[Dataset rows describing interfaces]
________

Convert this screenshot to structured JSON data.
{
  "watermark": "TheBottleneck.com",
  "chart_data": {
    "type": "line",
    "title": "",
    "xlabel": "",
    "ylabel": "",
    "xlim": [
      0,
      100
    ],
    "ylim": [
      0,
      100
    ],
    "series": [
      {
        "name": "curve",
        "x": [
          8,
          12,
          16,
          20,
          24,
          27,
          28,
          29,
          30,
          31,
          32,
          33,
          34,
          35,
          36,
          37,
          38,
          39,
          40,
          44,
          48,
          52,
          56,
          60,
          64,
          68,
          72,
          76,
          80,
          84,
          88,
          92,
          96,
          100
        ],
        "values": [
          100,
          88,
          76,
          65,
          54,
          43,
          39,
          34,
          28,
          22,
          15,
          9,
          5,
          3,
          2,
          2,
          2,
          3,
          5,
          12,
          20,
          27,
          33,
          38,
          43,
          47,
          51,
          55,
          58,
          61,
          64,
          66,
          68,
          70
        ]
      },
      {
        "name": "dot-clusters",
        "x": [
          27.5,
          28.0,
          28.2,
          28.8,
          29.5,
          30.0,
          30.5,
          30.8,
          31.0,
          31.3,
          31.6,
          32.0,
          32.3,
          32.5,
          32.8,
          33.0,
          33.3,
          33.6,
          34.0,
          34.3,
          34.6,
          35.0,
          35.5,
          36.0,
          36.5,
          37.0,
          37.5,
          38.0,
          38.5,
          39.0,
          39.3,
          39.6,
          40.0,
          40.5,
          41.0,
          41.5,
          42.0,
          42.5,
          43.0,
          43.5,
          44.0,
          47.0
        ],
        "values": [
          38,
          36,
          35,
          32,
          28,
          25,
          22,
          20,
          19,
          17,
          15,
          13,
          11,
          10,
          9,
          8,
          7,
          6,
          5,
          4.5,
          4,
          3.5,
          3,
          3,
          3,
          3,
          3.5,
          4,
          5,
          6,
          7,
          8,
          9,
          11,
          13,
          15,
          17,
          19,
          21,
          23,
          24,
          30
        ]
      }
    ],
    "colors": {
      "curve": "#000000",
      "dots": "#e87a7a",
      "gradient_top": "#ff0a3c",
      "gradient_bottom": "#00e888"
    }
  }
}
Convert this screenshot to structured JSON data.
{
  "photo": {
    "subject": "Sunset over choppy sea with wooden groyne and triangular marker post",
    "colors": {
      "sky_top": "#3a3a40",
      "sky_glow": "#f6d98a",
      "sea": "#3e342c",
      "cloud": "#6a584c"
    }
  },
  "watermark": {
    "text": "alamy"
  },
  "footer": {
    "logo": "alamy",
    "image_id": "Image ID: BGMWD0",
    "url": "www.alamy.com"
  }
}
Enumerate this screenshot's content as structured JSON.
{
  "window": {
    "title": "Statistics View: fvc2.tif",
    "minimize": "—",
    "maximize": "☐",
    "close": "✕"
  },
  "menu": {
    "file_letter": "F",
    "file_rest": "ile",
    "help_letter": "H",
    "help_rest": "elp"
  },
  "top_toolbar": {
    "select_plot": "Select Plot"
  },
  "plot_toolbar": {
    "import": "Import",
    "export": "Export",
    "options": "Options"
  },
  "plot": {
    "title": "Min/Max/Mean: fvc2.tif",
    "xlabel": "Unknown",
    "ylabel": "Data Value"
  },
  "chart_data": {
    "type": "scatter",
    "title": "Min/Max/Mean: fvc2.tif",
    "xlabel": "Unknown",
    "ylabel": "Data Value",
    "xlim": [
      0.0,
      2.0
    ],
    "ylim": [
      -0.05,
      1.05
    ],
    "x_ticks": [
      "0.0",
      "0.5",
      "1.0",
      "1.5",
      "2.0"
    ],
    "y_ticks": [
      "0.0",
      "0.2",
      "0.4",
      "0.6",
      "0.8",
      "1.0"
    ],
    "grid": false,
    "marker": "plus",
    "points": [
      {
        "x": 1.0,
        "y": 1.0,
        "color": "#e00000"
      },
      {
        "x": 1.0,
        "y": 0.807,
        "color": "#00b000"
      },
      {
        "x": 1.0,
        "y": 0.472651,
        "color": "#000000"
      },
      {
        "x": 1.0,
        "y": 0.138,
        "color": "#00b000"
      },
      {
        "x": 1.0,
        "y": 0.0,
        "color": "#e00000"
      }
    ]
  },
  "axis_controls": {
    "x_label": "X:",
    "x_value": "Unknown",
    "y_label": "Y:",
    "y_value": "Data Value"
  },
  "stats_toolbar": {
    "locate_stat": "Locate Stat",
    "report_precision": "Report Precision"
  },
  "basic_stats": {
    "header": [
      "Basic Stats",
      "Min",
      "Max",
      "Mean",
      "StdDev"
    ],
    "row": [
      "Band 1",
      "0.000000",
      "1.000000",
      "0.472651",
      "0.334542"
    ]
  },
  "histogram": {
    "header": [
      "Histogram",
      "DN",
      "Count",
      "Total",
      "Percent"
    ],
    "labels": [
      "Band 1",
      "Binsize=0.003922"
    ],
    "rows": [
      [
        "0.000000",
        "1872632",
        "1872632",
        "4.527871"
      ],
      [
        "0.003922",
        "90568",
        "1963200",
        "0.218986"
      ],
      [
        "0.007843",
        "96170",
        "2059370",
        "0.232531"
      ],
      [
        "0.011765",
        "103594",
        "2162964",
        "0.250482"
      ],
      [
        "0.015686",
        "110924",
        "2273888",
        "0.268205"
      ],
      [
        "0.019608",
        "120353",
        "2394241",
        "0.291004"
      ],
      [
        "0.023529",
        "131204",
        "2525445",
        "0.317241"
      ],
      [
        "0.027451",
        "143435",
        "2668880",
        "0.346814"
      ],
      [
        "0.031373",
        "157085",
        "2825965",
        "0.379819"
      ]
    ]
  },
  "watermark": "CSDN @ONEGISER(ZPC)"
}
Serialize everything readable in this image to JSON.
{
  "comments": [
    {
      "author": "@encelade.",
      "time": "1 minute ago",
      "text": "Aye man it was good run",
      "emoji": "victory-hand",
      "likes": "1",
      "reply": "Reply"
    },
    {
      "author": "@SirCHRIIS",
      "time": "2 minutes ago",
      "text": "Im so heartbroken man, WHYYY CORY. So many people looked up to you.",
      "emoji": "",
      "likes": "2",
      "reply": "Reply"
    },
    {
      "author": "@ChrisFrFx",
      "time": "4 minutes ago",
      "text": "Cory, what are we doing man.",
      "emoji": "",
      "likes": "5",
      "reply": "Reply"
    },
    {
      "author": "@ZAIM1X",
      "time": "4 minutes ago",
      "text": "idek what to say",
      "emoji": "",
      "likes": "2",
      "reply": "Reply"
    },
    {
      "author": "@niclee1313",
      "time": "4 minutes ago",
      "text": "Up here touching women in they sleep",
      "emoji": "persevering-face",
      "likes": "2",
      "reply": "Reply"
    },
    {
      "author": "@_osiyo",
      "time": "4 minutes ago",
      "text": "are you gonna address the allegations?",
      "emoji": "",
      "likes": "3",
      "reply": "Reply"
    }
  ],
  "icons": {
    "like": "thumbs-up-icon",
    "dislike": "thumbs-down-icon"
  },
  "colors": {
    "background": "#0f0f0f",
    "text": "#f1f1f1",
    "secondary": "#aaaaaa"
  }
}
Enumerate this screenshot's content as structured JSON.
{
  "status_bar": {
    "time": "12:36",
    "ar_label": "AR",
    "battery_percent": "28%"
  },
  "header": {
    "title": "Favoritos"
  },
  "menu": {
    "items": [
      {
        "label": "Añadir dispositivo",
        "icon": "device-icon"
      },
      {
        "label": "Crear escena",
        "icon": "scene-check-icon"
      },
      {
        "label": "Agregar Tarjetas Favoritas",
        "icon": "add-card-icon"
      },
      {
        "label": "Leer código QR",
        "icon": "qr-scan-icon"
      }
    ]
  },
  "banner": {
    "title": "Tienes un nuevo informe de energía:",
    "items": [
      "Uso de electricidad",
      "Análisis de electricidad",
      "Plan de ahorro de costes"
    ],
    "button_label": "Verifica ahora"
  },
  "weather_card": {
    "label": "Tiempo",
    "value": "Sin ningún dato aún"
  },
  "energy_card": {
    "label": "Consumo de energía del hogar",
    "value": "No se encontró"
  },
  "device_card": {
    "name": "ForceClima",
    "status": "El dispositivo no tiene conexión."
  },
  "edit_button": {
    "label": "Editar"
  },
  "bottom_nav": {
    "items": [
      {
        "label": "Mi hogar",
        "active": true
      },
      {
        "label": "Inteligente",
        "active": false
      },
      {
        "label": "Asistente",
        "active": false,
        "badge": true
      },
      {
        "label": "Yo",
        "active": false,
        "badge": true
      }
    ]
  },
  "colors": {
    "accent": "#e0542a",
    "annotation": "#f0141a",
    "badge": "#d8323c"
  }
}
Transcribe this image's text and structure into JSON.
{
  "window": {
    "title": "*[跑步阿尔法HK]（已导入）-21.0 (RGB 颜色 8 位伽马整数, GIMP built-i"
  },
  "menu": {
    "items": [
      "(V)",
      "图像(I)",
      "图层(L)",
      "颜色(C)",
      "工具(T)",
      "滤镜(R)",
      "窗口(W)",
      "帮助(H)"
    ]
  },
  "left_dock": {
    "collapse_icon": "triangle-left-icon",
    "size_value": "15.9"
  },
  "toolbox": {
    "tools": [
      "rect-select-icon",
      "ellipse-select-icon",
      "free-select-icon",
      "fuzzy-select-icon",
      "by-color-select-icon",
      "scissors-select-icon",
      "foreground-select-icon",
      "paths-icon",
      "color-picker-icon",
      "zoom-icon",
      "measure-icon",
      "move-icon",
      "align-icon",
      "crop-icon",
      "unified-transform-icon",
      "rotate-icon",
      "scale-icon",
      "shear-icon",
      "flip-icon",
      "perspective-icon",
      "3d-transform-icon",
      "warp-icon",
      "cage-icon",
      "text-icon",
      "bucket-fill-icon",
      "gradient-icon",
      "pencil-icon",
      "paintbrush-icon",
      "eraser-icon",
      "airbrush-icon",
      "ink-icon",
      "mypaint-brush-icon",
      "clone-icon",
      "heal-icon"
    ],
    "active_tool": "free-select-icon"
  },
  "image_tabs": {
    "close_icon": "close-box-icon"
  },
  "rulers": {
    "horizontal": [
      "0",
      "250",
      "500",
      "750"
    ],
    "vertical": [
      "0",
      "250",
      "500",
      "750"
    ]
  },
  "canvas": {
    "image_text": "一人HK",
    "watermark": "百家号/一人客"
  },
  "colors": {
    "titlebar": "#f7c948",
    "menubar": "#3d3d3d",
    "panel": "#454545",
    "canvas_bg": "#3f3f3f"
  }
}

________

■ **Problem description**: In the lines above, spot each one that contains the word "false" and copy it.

■ **Solution**:
    "grid": false,
        "active": false
        "active": false,
        "active": false,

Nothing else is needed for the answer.